Problem> Although the entries contain pictures, only their words should be duplicated exactly.

---

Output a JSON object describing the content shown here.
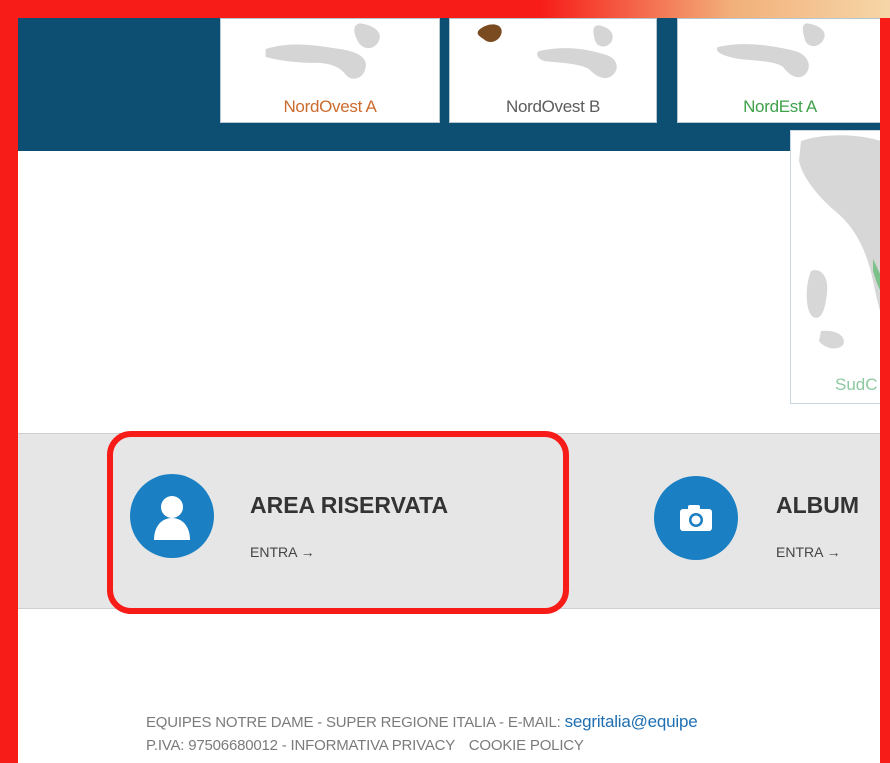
{
  "regions": [
    {
      "label": "NordOvest A",
      "color": "#cc6b2e"
    },
    {
      "label": "NordOvest B",
      "color": "#5c5c5c"
    },
    {
      "label": "NordEst A",
      "color": "#3fa14a"
    }
  ],
  "partial_region": {
    "label": "SudC"
  },
  "features": [
    {
      "title": "AREA RISERVATA",
      "link": "ENTRA →",
      "icon": "person-icon"
    },
    {
      "title": "ALBUM",
      "link": "ENTRA →",
      "icon": "camera-icon"
    }
  ],
  "footer": {
    "line1_prefix": "EQUIPES NOTRE DAME - SUPER REGIONE ITALIA - E-MAIL:",
    "email": "segritalia@equipe",
    "line2_prefix": "P.IVA: 97506680012 - INFORMATIVA PRIVACY",
    "cookie": "COOKIE POLICY"
  },
  "colors": {
    "banner": "#0c4f72",
    "accent_blue": "#1a80c3",
    "highlight_red": "#f71c18"
  }
}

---

Response to the task>
Output a JSON object describing the content shown here.
{
  "regions": [
    {
      "label": "NordOvest A",
      "color": "#cc6b2e"
    },
    {
      "label": "NordOvest B",
      "color": "#5c5c5c"
    },
    {
      "label": "NordEst A",
      "color": "#3fa14a"
    }
  ],
  "partial_region": {
    "label": "SudC"
  },
  "features": [
    {
      "title": "AREA RISERVATA",
      "link": "ENTRA →",
      "icon": "person-icon"
    },
    {
      "title": "ALBUM",
      "link": "ENTRA →",
      "icon": "camera-icon"
    }
  ],
  "footer": {
    "line1_prefix": "EQUIPES NOTRE DAME - SUPER REGIONE ITALIA - E-MAIL:",
    "email": "segritalia@equipe",
    "line2_prefix": "P.IVA: 97506680012 - INFORMATIVA PRIVACY",
    "cookie": "COOKIE POLICY"
  },
  "colors": {
    "banner": "#0c4f72",
    "accent_blue": "#1a80c3",
    "highlight_red": "#f71c18"
  }
}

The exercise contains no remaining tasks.